JOHANNESBURG (Reuters) - South Africa cut proposed subsidies for renewable energy after it revised its estimates for debt and inflation, a document showed on Wednesday, a move likely to hurt much-anticipated investment in green energy.
The national energy regulator in March 2009 unveiled attractive feed-in-tariffs meant to stimulate large-scale investments, but the country has yet to sign a deal with one of the independent producers already putting money into projects.
Africa’s biggest economy is struggling to meet fast rising demand for power, and state-owned utility Eskom said supply would remain tight until 2015, and especially over the next two years, until its two new power plants come on stream.
Private producers and industry have long said they could supply thousands of much-needed megawatts -- either through greenfield projects or via cogeneration at their plants -- but have been blocked by a lack of power purchase deals.
The industry welcomed the initial announcement of the tariffs, which set out the price per unit of electricity to be paid for renewable energy and which they said covered the cost of power generation and allowed for a reasonable profit.
A review paper published this week showed that the regulator had revised the subsidies for the various types of energy sources downwards by between 7 and 40 percent, a move likely to anger investors and even delay construction of plants.
“The renewable energy feed-in tariffs (REFITs) approved in 2009 are reviewed as the financial and economic parameters used in the tariff determination of 2009 have since changed,” the regulator said in the document.

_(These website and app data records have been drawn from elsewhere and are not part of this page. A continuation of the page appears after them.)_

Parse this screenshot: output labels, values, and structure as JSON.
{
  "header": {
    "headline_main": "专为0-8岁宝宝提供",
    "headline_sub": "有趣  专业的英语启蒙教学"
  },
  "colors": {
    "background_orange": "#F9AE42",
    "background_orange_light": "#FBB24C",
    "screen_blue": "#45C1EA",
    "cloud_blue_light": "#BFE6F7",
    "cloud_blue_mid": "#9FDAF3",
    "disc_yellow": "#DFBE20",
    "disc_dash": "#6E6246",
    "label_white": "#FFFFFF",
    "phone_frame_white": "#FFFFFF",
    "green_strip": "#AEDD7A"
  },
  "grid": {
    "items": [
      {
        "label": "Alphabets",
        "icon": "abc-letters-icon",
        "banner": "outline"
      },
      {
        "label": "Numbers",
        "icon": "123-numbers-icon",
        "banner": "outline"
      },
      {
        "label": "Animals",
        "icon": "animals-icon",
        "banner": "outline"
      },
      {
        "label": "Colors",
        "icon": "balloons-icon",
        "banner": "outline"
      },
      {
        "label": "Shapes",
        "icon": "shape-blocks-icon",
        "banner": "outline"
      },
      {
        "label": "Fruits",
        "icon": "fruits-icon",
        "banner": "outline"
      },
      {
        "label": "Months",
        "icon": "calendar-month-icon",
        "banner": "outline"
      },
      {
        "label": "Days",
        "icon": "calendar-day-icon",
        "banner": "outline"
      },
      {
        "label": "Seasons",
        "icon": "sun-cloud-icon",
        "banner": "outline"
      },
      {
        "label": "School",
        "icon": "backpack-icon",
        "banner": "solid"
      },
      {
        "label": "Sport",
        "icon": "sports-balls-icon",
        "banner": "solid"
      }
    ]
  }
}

South Africa is increasingly looking towards renewable energy sources to help plug a chronic power shortage and decrease its dependence on the coal-fired power stations that provide most of its electricity.

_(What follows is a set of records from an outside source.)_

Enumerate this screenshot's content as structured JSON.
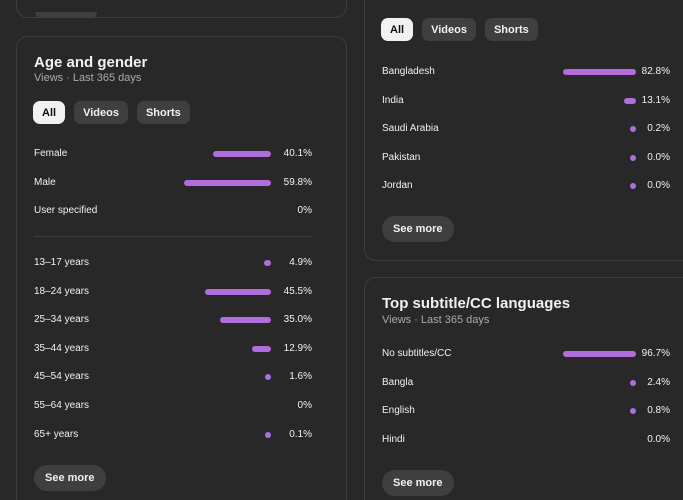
{
  "age_gender": {
    "title": "Age and gender",
    "subtitle": "Views · Last 365 days",
    "chips": [
      "All",
      "Videos",
      "Shorts"
    ],
    "gender": [
      {
        "label": "Female",
        "pct": "40.1%",
        "value": 40.1
      },
      {
        "label": "Male",
        "pct": "59.8%",
        "value": 59.8
      },
      {
        "label": "User specified",
        "pct": "0%",
        "value": 0
      }
    ],
    "age": [
      {
        "label": "13–17 years",
        "pct": "4.9%",
        "value": 4.9
      },
      {
        "label": "18–24 years",
        "pct": "45.5%",
        "value": 45.5
      },
      {
        "label": "25–34 years",
        "pct": "35.0%",
        "value": 35.0
      },
      {
        "label": "35–44 years",
        "pct": "12.9%",
        "value": 12.9
      },
      {
        "label": "45–54 years",
        "pct": "1.6%",
        "value": 1.6
      },
      {
        "label": "55–64 years",
        "pct": "0%",
        "value": 0
      },
      {
        "label": "65+ years",
        "pct": "0.1%",
        "value": 0.1
      }
    ],
    "see_more": "See more"
  },
  "geography": {
    "chips": [
      "All",
      "Videos",
      "Shorts"
    ],
    "rows": [
      {
        "label": "Bangladesh",
        "pct": "82.8%",
        "value": 82.8
      },
      {
        "label": "India",
        "pct": "13.1%",
        "value": 13.1
      },
      {
        "label": "Saudi Arabia",
        "pct": "0.2%",
        "value": 0.2
      },
      {
        "label": "Pakistan",
        "pct": "0.0%",
        "value": 0.0
      },
      {
        "label": "Jordan",
        "pct": "0.0%",
        "value": 0.0
      }
    ],
    "see_more": "See more"
  },
  "subtitles": {
    "title": "Top subtitle/CC languages",
    "subtitle": "Views · Last 365 days",
    "rows": [
      {
        "label": "No subtitles/CC",
        "pct": "96.7%",
        "value": 96.7
      },
      {
        "label": "Bangla",
        "pct": "2.4%",
        "value": 2.4
      },
      {
        "label": "English",
        "pct": "0.8%",
        "value": 0.8
      },
      {
        "label": "Hindi",
        "pct": "0.0%",
        "value": 0.0,
        "no_dot": true
      }
    ],
    "see_more": "See more"
  },
  "colors": {
    "bar": "#b26ddc",
    "background": "#282828",
    "chip_active": "#f1f1f1"
  }
}
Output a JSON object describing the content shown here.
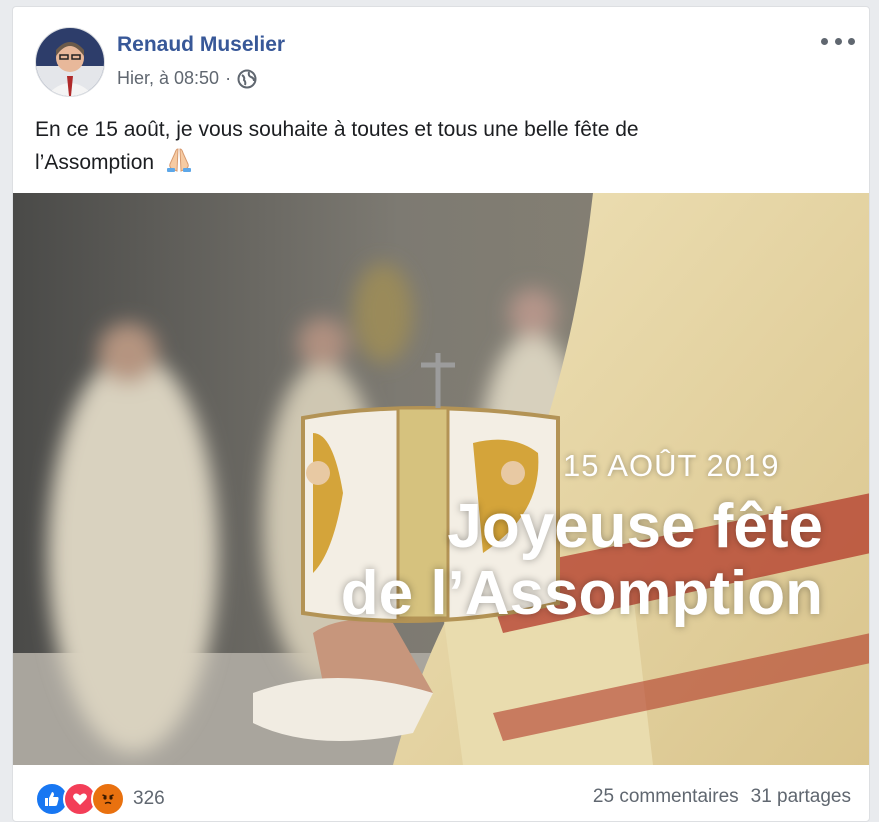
{
  "post": {
    "author": "Renaud Muselier",
    "time": "Hier, à 08:50",
    "separator": "·",
    "privacy_icon": "globe-icon",
    "more_icon": "more-options-icon",
    "text_line1": "En ce 15 août, je vous souhaite à toutes et tous une belle fête de",
    "text_line2": "l’Assomption",
    "text_emoji": "folded-hands-icon"
  },
  "photo": {
    "overlay_date": "15 AOÛT 2019",
    "overlay_title_line1": "Joyeuse fête",
    "overlay_title_line2": "de l’Assomption"
  },
  "footer": {
    "reaction_icons": [
      "like-icon",
      "love-icon",
      "angry-icon"
    ],
    "reaction_count": "326",
    "comments": "25 commentaires",
    "shares": "31 partages"
  },
  "colors": {
    "author_link": "#385898",
    "like": "#1877f2",
    "love": "#f33e58",
    "angry": "#e9710f",
    "meta_gray": "#606770"
  }
}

The regulator said it would hold public hearings on the revised tariffs on May 5, to be approved by May 26.